I previously posted two parts of an interview I did with Lil Armstrong when she visited New York with Franz Jackson's Chicagoans in December of 1968. They played at the Village Gate and were on a tour that had taken them to the Caribbean, including Guantanamo Bay. The interview was done in my apartment, in the very room from which I am making this entry, and I knew there had to be a third reel lying around, somewhere in my tape closet.
|Click on image to enlarge it.|
I was right, so here is the third and last part of this interview. I have not done anything to clean it up (i.e. remove rough spots), because I think it is what it is, and there is a better feel to it this way. I did, however add a piece of music at the end, Clip Joint, because Lil mentions it as being among her favorite recent recordings. It stems from one of the February 1961 Chicago sessions that I produced for the Riverside "Living Legends" project. As I have mentioned in an earlier post, that recording trip was an many ways a disaster, because my recording engineers were more familiar with capturing auto races, dripping faucets, and Shakespearian drama. They did, in fact, not care mush for traditional jazz. You will notice that the balance leaves much to be desired, although this was one of their better efforts.
To be fair, I had scheduled Lil to record with two different groups, but technical problems and inexperience delayed the first session to a point where I had to combine the two. Thus, this is a bigger band than we were expecting to record, so that may account for some of the imbalance. Hearing Lil's effervescent voice on these tapes reminds me of how much I miss her—she was one of the warmest and most wonderful people I had the good fortune to meet and become friends with as I moved about on the music scene.
A caveat: There is a book titled "Just For a Thrill" that purports to be a biography of Lil, but it is not worth the paper it is printed on. The author, James Dickerson, did an appalling job of research—shallow and rife with misinformation that is compounded by his peripheral knowledge of jazz and its history. To make up for that lack, he included pages of filler material about gangsters and other unrelated subjects. When he approached me in his search for material, I quickly concluded that his prime objective was not to document Lil, but to throw together yet another book. Assembly line authors have always bothered me, so I decided not to become his accomplice. The late Leslie Gourse ran a book factory, and I bet you can name a few more. This sort of exploitation puts a dent in jazz literature and invariably does more had than good. from never really works.

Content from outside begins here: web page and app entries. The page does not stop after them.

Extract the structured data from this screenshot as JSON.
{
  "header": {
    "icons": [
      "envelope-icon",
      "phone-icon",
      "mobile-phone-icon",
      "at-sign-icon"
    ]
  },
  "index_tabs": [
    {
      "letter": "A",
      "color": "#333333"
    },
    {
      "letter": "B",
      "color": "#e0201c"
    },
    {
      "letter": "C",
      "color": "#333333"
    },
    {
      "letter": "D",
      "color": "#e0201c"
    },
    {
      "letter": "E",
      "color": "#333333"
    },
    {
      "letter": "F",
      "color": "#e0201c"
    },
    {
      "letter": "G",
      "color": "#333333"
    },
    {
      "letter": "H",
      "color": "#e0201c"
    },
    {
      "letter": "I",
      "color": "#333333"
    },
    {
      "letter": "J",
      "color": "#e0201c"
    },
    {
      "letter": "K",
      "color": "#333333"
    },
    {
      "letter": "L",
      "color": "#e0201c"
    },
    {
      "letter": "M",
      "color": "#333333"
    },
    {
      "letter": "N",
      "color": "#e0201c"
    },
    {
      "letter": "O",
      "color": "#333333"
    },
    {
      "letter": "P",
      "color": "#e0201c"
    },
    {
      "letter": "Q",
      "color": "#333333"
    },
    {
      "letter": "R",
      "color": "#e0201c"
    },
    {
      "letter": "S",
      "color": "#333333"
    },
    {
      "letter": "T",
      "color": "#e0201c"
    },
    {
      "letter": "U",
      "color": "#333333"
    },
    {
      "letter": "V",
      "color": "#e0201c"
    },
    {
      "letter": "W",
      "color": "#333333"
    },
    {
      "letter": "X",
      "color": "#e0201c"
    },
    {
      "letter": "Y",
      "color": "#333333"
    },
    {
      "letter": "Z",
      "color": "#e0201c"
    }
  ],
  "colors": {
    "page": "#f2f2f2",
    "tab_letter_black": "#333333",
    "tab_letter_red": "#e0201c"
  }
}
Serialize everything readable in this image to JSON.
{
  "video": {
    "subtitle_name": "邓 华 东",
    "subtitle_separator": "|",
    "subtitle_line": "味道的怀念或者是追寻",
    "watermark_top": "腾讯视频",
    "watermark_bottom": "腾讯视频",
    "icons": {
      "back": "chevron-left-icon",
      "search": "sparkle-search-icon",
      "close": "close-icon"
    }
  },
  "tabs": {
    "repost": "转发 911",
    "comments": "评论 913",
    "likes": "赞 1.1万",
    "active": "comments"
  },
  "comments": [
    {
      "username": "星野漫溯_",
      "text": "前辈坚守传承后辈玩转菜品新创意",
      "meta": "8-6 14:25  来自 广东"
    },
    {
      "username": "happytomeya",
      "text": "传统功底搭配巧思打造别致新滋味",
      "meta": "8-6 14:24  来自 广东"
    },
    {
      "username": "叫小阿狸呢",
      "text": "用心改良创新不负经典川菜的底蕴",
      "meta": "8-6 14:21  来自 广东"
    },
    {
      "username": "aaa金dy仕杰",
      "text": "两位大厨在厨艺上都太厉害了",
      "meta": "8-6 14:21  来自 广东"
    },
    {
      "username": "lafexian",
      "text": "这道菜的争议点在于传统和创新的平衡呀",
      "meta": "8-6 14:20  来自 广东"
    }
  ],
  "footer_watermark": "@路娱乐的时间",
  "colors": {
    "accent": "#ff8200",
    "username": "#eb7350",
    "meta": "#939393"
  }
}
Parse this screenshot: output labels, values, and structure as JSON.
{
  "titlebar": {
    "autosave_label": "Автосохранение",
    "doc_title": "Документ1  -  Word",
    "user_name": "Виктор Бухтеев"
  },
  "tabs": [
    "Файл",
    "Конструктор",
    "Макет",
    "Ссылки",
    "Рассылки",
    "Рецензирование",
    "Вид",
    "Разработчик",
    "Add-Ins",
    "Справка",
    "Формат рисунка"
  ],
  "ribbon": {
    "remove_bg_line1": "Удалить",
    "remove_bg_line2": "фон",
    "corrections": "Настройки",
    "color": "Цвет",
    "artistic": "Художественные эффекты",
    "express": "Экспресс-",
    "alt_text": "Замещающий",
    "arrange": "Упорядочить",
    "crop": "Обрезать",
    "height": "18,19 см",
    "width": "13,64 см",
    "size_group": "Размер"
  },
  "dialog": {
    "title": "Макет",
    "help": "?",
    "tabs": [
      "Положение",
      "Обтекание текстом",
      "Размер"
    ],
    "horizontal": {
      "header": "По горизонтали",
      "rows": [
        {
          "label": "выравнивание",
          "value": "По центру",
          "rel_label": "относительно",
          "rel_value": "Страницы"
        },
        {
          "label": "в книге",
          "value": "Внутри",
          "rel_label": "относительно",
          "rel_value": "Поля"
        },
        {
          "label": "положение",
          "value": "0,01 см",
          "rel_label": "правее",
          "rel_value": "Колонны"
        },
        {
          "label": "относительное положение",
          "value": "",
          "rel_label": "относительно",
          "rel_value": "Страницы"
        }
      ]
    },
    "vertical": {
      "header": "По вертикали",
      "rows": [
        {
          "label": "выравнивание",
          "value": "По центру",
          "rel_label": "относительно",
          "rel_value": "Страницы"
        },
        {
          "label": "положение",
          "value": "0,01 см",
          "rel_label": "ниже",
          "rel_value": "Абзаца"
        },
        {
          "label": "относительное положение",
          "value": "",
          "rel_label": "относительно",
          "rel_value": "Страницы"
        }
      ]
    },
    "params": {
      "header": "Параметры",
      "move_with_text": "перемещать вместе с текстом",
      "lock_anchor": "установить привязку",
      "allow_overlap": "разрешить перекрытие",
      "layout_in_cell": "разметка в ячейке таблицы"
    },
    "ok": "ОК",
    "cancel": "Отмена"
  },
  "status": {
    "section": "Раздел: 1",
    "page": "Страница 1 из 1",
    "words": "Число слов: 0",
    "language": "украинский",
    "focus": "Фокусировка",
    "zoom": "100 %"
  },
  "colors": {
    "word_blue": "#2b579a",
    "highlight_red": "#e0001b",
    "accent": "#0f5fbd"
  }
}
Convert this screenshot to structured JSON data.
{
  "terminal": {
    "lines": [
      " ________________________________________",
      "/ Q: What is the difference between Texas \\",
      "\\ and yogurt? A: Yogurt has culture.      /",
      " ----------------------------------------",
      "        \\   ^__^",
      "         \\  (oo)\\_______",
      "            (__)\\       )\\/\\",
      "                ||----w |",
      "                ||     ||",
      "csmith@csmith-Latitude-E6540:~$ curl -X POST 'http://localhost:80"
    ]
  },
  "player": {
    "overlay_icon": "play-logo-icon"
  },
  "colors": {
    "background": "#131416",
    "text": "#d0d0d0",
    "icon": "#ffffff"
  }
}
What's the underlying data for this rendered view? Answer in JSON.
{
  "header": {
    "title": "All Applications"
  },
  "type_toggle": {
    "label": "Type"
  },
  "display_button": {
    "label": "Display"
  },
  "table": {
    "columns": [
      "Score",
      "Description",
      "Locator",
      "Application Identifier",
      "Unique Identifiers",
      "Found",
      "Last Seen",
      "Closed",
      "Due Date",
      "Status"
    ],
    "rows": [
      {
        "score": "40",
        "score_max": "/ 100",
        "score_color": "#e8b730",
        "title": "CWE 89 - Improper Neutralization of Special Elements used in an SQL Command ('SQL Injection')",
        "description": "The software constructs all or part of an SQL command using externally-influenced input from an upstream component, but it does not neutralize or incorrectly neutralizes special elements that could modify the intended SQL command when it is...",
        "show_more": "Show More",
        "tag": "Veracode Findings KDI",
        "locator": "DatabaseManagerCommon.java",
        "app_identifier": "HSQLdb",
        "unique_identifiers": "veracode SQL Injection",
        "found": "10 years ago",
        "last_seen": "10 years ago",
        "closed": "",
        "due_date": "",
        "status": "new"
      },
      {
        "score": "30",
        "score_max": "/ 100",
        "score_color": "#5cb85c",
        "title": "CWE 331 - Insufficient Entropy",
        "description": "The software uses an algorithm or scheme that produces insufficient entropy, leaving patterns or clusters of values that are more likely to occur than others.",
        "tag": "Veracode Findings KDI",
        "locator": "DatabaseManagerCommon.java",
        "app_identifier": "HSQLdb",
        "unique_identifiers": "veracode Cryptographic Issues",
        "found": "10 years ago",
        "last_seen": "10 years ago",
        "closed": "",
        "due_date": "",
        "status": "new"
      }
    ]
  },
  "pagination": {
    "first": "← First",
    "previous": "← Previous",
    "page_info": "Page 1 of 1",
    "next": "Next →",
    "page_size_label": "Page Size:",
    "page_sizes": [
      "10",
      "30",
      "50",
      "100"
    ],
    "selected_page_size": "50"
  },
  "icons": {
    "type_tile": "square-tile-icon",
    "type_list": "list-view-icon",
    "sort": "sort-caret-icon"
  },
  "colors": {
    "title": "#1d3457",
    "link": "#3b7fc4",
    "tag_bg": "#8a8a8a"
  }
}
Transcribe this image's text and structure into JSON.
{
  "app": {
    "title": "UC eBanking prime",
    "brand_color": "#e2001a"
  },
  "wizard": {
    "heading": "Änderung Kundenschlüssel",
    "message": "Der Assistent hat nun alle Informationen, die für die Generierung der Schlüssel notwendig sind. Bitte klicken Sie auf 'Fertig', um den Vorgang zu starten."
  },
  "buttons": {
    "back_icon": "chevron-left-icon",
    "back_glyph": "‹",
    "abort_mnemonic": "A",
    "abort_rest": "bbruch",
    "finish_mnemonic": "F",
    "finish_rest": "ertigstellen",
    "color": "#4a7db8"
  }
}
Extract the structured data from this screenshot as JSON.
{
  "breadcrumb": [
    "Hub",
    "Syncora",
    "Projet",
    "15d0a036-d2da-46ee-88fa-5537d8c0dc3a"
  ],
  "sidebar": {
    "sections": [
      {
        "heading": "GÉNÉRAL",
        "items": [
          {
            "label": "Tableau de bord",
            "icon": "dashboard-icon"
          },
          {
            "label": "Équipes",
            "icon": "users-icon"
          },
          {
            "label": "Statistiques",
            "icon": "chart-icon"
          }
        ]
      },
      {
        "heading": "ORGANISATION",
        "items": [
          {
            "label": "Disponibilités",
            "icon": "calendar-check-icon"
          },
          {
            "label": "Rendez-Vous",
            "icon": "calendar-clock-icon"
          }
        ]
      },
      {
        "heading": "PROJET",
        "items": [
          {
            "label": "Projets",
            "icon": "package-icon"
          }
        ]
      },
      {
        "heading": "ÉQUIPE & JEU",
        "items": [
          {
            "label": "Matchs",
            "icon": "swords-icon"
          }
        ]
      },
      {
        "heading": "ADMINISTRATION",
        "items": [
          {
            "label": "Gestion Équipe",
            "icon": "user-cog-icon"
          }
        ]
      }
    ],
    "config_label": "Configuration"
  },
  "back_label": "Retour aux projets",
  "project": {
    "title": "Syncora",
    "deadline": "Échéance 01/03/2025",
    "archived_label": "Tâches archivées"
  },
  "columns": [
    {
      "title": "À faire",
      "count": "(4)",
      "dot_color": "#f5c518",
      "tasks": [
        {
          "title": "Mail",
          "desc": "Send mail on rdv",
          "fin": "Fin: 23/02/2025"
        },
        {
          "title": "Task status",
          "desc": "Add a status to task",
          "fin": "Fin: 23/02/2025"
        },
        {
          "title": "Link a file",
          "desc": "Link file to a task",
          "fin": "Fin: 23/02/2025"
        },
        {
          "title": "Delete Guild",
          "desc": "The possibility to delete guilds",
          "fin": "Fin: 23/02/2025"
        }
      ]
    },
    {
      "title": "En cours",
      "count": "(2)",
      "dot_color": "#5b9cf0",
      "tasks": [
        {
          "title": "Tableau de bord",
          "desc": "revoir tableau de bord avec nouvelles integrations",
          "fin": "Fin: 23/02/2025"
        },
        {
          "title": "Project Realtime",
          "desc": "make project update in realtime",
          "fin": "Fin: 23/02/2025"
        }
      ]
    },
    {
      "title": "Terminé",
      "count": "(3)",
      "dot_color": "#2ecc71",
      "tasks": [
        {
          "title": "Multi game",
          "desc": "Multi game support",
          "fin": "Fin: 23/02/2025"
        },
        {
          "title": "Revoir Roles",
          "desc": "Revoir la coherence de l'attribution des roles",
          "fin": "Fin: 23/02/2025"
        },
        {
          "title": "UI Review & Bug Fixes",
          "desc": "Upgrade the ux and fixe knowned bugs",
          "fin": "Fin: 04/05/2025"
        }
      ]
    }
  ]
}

This photo was taken by Steve Shapiro during the session:
If you wish to hear parts 1 and 2 of this interview, here are the links: Part One, Part Two.